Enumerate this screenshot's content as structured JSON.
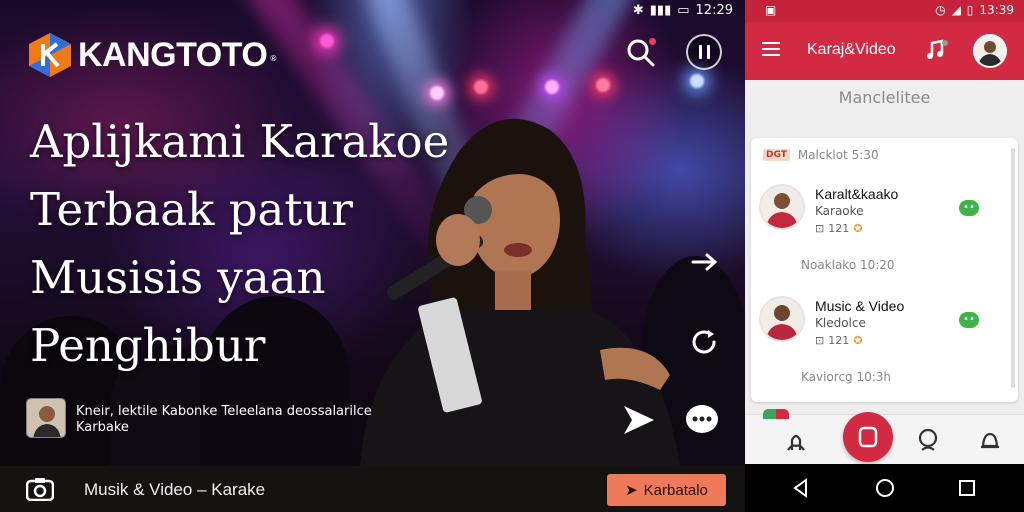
{
  "status_bar_left": {
    "time": "12:29"
  },
  "brand": {
    "name": "KANGTOTO",
    "mark": "®"
  },
  "headline": {
    "lines": [
      "Aplijkami Karakoe",
      "Terbaak patur",
      "Musisis yaan",
      "Penghibur"
    ]
  },
  "creator": {
    "line1": "Kneir, lektile Kabonke Teleelana deossalarilce",
    "line2": "Karbake"
  },
  "now_playing": {
    "title": "Musik & Video – Karake",
    "button_label": "Karbatalo"
  },
  "phone": {
    "status": {
      "time": "13:39"
    },
    "app_title": "Karaj&Video",
    "section_title": "Manclelitee",
    "card": {
      "tag": "DGT",
      "header": "Malcklot 5:30",
      "items": [
        {
          "title": "Karalt&kaako",
          "subtitle": "Karaoke",
          "meta": "121",
          "sub_label": "Noaklako 10:20"
        },
        {
          "title": "Music & Video",
          "subtitle": "Kledolce",
          "meta": "121",
          "sub_label": "Kaviorcg 10:3h"
        }
      ]
    }
  },
  "colors": {
    "accent_red": "#d12a42",
    "button_orange": "#ef7a5b",
    "online_green": "#3fb24a"
  },
  "icons": [
    "search-icon",
    "pause-icon",
    "arrow-right-icon",
    "refresh-icon",
    "share-icon",
    "more-icon",
    "camera-icon",
    "menu-icon",
    "music-note-icon",
    "home-icon",
    "record-icon",
    "friends-icon",
    "notifications-icon",
    "back-icon",
    "home-circle-icon",
    "recent-apps-icon"
  ]
}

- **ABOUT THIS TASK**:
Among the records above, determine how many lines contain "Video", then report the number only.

- **RESPONSE AREA**:
3